If holds, then .

Proof.

If , consider the case where in the enumeration step of Algorithm 4. Recall that in this case the algorithm uses a single bin to pack small elements. By Lemma 1,

 f(G∅) ≥(1−e−B/c(OPTs))⋅f(OPTs) ≥(Bc(OPTs)−B22⋅c(OPTs)2)⋅f(OPTs) ≥(c(OPT)m⋅c(OPTs)−12ϵ2m2)⋅f(OPTs) =c(OPT)mf(OPTs)c(OPTs)−12ϵ2m2⋅f(OPTs) ≥(1m−12ϵ2m2)⋅f(OPT) ≥1−ϵmf(OPT).

The second inequality holds since for . The third inequality holds since and . The second to last inequality holds due to the condition of the lemma and the monotonicity of . The last inequality holds as long as . Thus in this case the lemma holds.

If , again by Lemma 1,

 f(G∅)≥(1−e−B/c(OPTs))⋅f(OPTs)≥f(OPT)/m.

Thus in this case the lemma holds.

Below we assume that and . Combining these two assumptions, we then show the small elements in only contributes a negligible fraction of the value function:

 f(OPTs) <(1−e−1/ϵm)−1⋅f(OPT)m ≤(12ϵm)−1f(OPT)m =2ϵf(OPT).

The first inequality holds since is monotone increasing. The second inequality holds since for . The third inequality holds as long as . Hence by the submodularity of ,

 f(OPTl)≥f(OPT)−f(OPTs)≥(1−2ϵ)⋅f(OPT).

Let . Then in the enumeration step of Algorithm 4, the feasible solution where a single bin is used to pack will be enumerated, and it holds that

 f(E∗∪GE∗)≥f(E∗)≥1mf(OPTl)≥1−2ϵm⋅f(OPT).

Thus in this case the lemma holds. This completes the proof. ∎

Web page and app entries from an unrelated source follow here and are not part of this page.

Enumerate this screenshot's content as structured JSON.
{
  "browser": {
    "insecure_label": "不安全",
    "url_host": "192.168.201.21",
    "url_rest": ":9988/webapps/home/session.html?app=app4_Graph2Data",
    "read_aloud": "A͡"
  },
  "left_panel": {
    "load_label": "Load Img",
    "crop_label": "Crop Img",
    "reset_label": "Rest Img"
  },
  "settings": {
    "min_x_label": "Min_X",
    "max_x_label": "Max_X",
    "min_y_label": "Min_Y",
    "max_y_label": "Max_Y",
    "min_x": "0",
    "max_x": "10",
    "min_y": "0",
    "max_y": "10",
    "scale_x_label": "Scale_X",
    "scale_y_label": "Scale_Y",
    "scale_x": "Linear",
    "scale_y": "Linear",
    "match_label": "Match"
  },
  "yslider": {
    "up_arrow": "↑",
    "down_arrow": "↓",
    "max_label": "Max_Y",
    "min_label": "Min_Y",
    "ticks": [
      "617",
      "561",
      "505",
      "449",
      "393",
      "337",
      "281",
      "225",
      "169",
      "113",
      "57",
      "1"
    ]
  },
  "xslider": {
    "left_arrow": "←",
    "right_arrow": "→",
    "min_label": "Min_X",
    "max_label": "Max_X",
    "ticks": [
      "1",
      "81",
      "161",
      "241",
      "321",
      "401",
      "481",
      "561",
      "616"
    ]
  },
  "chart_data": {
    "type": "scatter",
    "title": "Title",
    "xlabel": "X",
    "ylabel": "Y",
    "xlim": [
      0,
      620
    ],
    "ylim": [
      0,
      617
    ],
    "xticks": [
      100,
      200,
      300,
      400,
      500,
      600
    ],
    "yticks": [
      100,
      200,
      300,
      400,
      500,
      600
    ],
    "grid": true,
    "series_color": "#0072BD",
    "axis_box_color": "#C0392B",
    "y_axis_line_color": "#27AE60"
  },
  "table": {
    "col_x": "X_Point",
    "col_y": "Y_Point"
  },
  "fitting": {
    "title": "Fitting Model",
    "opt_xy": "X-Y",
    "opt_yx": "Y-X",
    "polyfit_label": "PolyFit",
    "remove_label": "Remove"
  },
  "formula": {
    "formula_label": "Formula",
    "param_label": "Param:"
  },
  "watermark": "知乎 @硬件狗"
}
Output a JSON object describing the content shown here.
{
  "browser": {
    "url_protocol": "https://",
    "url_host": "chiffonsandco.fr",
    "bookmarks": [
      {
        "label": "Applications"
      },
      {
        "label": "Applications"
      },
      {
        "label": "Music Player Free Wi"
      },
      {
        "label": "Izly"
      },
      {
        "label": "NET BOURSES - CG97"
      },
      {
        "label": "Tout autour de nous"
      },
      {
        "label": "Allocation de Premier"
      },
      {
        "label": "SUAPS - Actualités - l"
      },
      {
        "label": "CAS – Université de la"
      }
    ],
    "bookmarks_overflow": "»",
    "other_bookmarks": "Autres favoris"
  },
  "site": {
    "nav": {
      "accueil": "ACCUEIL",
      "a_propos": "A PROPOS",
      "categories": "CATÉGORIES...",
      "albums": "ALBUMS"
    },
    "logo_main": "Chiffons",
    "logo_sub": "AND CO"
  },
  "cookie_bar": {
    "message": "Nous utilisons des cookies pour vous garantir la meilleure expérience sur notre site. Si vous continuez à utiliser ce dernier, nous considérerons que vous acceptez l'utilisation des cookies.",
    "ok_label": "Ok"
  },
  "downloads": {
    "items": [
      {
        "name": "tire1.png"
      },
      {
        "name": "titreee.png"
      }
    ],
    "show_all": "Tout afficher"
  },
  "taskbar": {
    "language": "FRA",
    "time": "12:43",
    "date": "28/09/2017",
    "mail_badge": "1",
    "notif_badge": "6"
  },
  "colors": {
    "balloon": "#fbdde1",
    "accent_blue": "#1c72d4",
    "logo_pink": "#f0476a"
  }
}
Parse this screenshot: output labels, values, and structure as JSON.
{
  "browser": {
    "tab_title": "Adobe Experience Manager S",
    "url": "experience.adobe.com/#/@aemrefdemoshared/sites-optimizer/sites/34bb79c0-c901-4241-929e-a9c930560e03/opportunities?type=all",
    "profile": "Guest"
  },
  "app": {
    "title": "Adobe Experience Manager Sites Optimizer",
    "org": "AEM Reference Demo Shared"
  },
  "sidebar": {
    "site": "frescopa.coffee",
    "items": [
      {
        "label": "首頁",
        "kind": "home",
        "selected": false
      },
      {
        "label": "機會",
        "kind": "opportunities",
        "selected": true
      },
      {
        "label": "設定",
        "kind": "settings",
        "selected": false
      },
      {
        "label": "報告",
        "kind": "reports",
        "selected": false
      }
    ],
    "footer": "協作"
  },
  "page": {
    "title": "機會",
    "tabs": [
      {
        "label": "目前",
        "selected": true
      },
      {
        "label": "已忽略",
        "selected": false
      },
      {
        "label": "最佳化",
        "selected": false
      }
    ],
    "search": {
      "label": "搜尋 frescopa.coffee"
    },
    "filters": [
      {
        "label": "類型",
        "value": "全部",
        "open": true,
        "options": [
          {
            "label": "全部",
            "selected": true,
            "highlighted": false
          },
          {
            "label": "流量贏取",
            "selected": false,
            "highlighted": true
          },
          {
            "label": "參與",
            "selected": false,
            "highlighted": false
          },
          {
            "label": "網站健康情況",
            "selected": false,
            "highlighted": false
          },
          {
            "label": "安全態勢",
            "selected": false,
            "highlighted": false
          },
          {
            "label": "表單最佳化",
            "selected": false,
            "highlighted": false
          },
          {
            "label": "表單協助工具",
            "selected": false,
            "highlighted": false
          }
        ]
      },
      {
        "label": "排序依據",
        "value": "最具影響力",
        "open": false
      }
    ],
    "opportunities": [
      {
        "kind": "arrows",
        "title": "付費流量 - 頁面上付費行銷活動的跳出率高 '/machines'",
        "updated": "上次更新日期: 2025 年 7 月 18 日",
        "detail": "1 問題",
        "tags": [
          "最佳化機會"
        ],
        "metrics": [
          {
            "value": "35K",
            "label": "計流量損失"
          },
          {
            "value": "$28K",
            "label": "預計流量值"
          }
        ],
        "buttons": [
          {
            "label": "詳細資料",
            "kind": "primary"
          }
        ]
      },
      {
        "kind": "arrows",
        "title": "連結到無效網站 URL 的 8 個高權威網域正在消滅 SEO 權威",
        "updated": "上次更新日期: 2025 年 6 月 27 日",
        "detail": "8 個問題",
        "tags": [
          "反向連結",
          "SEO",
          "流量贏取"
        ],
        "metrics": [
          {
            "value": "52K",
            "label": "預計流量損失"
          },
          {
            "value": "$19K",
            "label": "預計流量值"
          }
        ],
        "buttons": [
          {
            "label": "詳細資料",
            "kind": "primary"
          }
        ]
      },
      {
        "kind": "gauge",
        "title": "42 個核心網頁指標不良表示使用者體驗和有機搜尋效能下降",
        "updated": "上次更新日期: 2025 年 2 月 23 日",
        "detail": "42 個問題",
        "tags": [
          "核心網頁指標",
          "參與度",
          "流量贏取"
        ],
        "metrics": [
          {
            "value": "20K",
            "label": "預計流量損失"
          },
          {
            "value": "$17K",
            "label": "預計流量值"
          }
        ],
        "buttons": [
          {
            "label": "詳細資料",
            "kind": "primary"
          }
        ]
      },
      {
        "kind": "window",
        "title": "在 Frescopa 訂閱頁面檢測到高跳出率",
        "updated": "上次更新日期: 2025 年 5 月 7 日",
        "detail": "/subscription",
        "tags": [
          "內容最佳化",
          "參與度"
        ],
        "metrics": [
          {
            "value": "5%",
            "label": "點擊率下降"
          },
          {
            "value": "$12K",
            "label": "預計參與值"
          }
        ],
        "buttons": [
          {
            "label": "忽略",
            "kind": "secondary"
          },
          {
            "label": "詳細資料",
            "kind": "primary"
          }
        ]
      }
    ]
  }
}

If the condition of Lemma 3 does not hold, by the submodularity of , it must hold that